In dozens of sermons, Dingman has spoken out against governmental violence, corporate abuse of power in the Farm Belt, cowardice among politicians and his own personal feelings about the current lack of leaders. As a citizen, he is uneasy: "I look at the United States, and I become fearful."
Dingman himself is seen as a leader; that's what nags at him. In a conversation the other morning in his Des Moines apartment, which is a first- floor walk-in near a poor section of the city, he spoke candidly of the problems of leadership. "Where do you go, and how far do you get ahead of your people?" he asks. "Where do you place yourself?"
In Iowa and the other farm states, Dingman is known as a fierce opponent of the forces destroying family farms. He refers to the land ethic and quotes the teachings of Pope John XXIII and Pope John Paul II. Then he applies the theories to the forced liquidations, bank closings, high interest rates and low prices, suicides and despair that are the nails being hammered into the farmsteads of the Midwest.
Along with other Catholic bishops who are now drafting a pastoral letter on America's flawed economic system, Dingman sees unaccountable financial power as a major threat. "There is a grave temptation in our system of capitalism that a corporation will use the land to its advantages to gain an undue profit. I'm not saying it's wrong to work for a profit, but I say it's terribly hard to control that profit motive. If they can make a dollar, they're usually going to make it. And if it destroys the land, it doesn't matter. But a farmer doesn't view land as a commodity. Farmers understand that land has a social significance. . . . If corporations in Chicago own land in Iowa, do you think they care what happens to the land as long as they're making a profit and can tell their shareholders that they will get big dividends?"
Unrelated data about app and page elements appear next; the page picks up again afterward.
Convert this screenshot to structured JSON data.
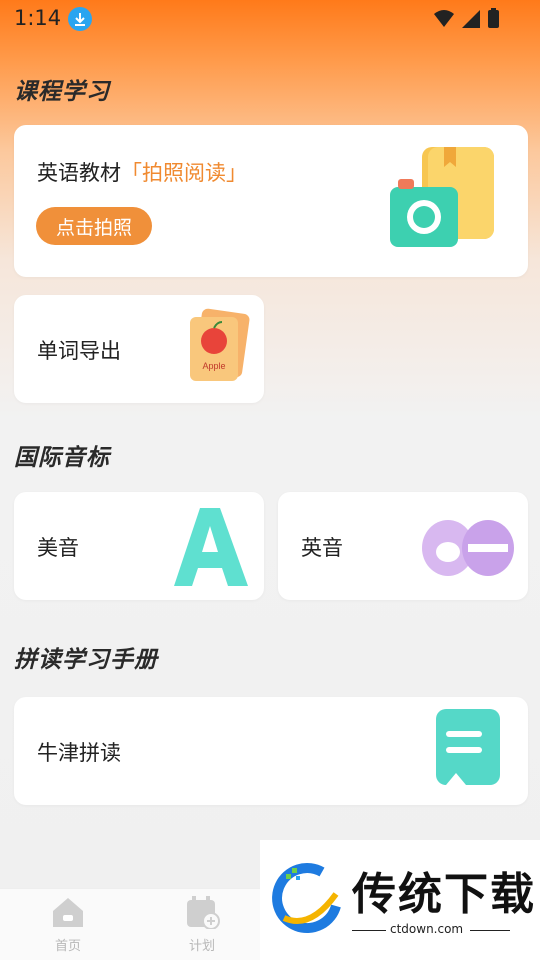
{
  "status_bar": {
    "time": "1:14"
  },
  "sections": {
    "course": {
      "title": "课程学习"
    },
    "phonetics": {
      "title": "国际音标"
    },
    "phonics": {
      "title": "拼读学习手册"
    }
  },
  "cards": {
    "textbook": {
      "label": "英语教材",
      "highlight": "「拍照阅读」",
      "button": "点击拍照"
    },
    "word_export": {
      "label": "单词导出",
      "picture_text": "Apple"
    },
    "us_accent": {
      "label": "美音"
    },
    "uk_accent": {
      "label": "英音"
    },
    "oxford": {
      "label": "牛津拼读"
    }
  },
  "bottom_nav": [
    {
      "label": "首页",
      "icon": "home-icon"
    },
    {
      "label": "计划",
      "icon": "calendar-plus-icon"
    }
  ],
  "watermark": {
    "name": "传统下载",
    "url": "ctdown.com"
  },
  "colors": {
    "accent": "#f0903a",
    "header": "#ff7a1a"
  }
}
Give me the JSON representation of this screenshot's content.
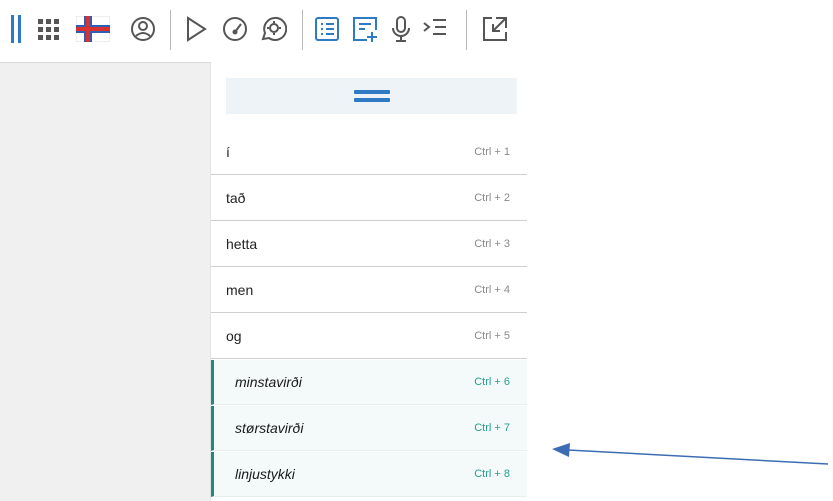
{
  "toolbar": {
    "icons": [
      "drag-handle-icon",
      "grid-icon",
      "faroese-flag-icon",
      "person-circle-icon",
      "play-icon",
      "gauge-icon",
      "settings-speech-icon",
      "list-icon",
      "add-list-icon",
      "microphone-icon",
      "indent-list-icon",
      "resize-icon"
    ]
  },
  "menu": {
    "icon": "hamburger-icon",
    "accent_color": "#1f8a80",
    "items": [
      {
        "word": "í",
        "shortcut": "Ctrl + 1"
      },
      {
        "word": "tað",
        "shortcut": "Ctrl + 2"
      },
      {
        "word": "hetta",
        "shortcut": "Ctrl + 3"
      },
      {
        "word": "men",
        "shortcut": "Ctrl + 4"
      },
      {
        "word": "og",
        "shortcut": "Ctrl + 5"
      }
    ],
    "options": [
      {
        "label": "minstavirði",
        "shortcut": "Ctrl + 6"
      },
      {
        "label": "størstavirði",
        "shortcut": "Ctrl + 7"
      },
      {
        "label": "linjustykki",
        "shortcut": "Ctrl + 8"
      }
    ]
  },
  "annotation": {
    "arrow_color": "#3c6db4"
  }
}
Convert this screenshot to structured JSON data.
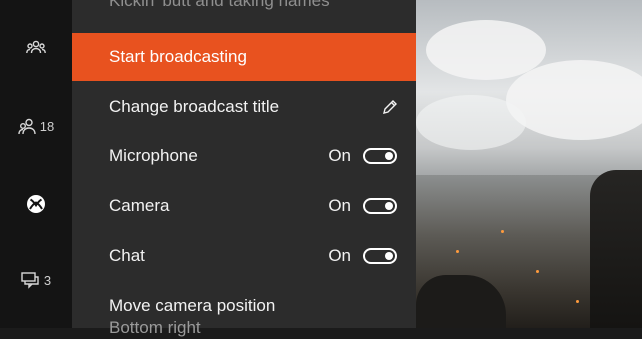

Dingman, the son of a southeast Iowa farm family and whose nephews still work the land in that area, is revered in the Midwest for his role as part patriarch and part hell-raiser. In a February gathering of thousands of farmers at Ames, Dingman quoted the prophets Amos and Isaiah and delivered a fiery speech worthy of his heroes.
Rousing the crowd is one thing, uniting it another. Dingman has been telling the farmers to get over their useless factionalism: "It is difficult to get the farmers to overcome their individualism and to organize themselves. Every other segment of our society organizes, and then they have clout and can get things done. . . . There is need for government legislation, but there is even greater need for a cooperative collective-bargaining approach on the part of the farmers themselves."
Dingman has no political or economic base, only a moral one. He regularly testifies before the agricultural committees of Congress. He is sought out because few regional leaders are in closer touch with the families that are feeling the pain.
By his years and by his achievements -- he was the host for Pope John Paul II in his 1979 visit to an Iowa farm -- Dingman has earned the right to ease up. Instead, he questions himself -- that his commitment is not strong enough, that he has moved gingerly. He recalls waiting 12 years for "the right circumstances" to sell his bishop's mansion and move into an apartment. On the Catholic hierarchy's 1984 peace letter, he says, "I'm disappointed that we didn't move faster."
What hounds a man like Dingman is that the more he hears he is ahead of his people, the more he realizes how far he lags behind his personal goals. The public leader wars with the private idealist. "I'm struggling with wen to retire," he says, "and devote myself to crucial issues full time." Perhaps he will end up in jail after all. If so, his 70s will be the years of reconciliation: of words of defiance with actions of defiance.